● WORK ORDER
For the records that follow, work out how many lines include "kind" and give only that count.

SUPPLIED ENTRIES below:

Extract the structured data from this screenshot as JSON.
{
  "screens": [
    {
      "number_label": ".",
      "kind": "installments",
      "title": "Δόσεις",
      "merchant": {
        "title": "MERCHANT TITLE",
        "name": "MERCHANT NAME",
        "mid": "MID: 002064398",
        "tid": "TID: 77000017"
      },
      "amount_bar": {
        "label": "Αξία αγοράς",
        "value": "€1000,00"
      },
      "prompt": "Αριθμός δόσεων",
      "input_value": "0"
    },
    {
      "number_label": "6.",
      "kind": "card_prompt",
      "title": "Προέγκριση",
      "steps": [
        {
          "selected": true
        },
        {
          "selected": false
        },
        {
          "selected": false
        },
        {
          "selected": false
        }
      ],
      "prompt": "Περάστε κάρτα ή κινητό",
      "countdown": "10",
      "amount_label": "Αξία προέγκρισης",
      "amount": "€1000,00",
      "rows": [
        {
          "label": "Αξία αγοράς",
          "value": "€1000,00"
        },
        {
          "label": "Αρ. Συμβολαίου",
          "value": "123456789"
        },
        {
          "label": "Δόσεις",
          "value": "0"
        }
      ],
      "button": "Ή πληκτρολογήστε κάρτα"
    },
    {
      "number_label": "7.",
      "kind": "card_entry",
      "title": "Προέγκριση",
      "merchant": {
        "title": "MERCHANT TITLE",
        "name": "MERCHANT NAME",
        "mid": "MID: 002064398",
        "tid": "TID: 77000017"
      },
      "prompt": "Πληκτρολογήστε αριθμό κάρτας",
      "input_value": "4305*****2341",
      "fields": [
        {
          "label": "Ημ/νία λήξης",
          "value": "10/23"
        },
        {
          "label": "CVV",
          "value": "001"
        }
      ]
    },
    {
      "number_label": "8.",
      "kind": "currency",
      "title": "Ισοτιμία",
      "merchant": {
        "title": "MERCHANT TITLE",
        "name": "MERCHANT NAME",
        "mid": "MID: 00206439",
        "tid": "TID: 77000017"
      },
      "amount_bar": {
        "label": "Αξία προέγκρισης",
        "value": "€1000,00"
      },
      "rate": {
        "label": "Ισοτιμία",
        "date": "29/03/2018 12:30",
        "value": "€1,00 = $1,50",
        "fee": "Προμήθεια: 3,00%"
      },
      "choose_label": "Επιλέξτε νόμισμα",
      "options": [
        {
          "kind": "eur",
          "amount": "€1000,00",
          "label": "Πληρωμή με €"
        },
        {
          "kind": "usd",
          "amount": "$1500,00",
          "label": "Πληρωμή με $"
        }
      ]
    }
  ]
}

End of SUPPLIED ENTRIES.
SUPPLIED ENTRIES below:

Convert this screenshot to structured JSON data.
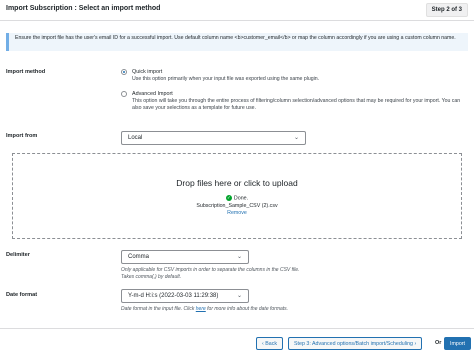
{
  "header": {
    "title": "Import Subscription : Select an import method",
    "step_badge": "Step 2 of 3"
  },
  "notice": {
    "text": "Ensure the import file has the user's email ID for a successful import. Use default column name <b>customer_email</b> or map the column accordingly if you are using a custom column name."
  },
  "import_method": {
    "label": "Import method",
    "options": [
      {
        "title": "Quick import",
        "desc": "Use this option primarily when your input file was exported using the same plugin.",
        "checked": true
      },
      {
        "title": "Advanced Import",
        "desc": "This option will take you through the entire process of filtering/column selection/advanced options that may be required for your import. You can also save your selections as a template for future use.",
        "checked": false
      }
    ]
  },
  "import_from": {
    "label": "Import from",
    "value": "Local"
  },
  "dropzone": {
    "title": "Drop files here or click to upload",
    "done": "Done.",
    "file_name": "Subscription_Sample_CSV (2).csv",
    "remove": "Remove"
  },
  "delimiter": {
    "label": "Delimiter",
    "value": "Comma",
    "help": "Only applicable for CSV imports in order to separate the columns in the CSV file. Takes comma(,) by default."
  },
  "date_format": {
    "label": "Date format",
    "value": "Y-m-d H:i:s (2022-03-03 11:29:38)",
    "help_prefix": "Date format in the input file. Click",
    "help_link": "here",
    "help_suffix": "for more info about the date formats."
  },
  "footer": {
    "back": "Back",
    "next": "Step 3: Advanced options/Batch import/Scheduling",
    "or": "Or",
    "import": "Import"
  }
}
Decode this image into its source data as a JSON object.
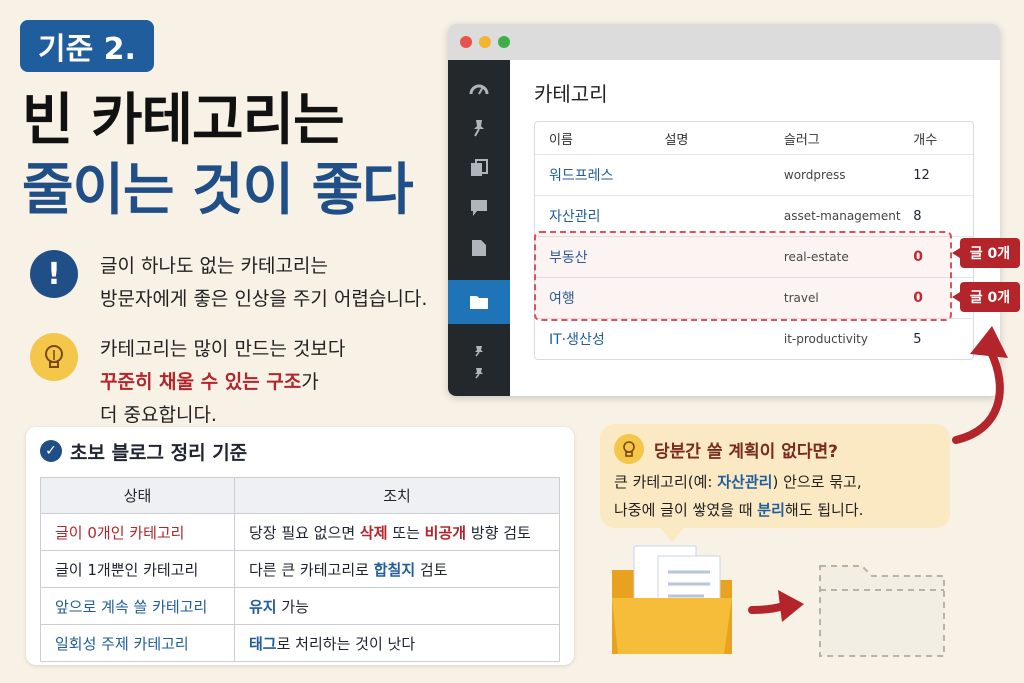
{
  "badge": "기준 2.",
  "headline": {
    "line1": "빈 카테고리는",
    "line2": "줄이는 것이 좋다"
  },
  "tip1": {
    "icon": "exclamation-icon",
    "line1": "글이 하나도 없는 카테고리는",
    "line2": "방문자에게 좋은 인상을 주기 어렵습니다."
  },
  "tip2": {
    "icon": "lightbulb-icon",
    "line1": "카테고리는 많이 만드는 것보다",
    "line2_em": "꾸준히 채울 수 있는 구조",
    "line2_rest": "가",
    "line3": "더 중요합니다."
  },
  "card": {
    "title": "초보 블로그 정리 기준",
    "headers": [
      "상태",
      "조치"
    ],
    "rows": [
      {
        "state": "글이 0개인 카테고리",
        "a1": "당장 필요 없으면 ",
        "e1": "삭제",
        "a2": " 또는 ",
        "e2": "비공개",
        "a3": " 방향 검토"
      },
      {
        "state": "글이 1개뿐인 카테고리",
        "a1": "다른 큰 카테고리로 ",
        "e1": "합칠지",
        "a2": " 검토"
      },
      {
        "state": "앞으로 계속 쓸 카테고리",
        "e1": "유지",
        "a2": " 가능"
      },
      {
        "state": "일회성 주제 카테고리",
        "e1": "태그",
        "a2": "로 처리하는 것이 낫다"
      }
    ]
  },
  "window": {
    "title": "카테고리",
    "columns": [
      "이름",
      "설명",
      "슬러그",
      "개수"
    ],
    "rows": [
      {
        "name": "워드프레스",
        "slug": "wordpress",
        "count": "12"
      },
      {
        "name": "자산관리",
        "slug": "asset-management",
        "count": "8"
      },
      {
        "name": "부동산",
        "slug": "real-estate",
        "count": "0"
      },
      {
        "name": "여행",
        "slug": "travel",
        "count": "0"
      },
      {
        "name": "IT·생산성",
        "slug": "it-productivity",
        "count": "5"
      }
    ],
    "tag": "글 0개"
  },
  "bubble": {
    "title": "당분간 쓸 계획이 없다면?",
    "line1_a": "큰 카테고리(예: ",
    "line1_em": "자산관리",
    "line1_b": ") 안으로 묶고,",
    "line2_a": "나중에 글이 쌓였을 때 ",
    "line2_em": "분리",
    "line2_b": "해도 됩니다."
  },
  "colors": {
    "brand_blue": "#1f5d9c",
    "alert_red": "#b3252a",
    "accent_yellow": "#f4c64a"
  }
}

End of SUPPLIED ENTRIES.

● YOUR SOLUTION
6